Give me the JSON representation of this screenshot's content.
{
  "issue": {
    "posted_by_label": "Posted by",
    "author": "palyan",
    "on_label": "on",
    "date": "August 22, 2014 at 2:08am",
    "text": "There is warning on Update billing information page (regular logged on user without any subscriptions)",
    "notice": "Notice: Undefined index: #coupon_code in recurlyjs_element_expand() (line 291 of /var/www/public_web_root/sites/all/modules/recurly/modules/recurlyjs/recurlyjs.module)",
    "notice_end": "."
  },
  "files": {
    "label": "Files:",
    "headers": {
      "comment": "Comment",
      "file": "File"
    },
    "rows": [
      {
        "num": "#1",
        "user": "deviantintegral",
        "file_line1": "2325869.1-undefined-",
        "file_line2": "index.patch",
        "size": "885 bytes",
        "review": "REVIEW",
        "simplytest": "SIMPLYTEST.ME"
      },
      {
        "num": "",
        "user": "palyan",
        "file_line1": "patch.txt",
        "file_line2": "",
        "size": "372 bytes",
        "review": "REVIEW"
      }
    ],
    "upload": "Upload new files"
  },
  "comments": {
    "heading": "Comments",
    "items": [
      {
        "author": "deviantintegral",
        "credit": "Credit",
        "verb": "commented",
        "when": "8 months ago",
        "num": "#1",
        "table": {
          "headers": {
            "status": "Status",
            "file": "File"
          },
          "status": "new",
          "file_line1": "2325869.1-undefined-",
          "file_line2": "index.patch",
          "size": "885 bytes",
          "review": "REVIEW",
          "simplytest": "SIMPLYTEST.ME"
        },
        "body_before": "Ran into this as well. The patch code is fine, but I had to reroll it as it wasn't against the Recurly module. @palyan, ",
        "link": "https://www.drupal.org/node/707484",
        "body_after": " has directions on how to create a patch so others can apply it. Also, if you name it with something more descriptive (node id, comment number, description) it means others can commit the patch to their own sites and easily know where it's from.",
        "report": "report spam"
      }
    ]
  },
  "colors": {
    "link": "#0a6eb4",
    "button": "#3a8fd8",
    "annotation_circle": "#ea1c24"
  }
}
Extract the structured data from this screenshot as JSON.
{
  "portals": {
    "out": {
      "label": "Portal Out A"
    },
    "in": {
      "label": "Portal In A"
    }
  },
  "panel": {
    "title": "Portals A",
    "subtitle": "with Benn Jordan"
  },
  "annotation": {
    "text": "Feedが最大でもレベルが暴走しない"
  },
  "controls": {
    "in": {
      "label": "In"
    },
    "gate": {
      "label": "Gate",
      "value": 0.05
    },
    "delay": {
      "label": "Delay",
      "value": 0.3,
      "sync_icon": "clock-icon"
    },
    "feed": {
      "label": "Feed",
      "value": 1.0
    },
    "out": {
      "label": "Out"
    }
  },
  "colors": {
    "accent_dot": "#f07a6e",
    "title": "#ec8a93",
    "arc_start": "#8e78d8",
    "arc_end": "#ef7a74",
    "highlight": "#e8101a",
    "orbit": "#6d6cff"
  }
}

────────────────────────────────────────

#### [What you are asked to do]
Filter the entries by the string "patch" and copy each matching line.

#### [Solution to this exercise]
        "file_line2": "index.patch",
        "file_line1": "patch.txt",
          "file_line2": "index.patch",
        "body_before": "Ran into this as well. The patch code is fine, but I had to reroll it as it wasn't against the Recurly module. @palyan, ",
        "body_after": " has directions on how to create a patch so others can apply it. Also, if you name it with something more descriptive (node id, comment number, description) it means others can commit the patch to their own sites and easily know where it's from.",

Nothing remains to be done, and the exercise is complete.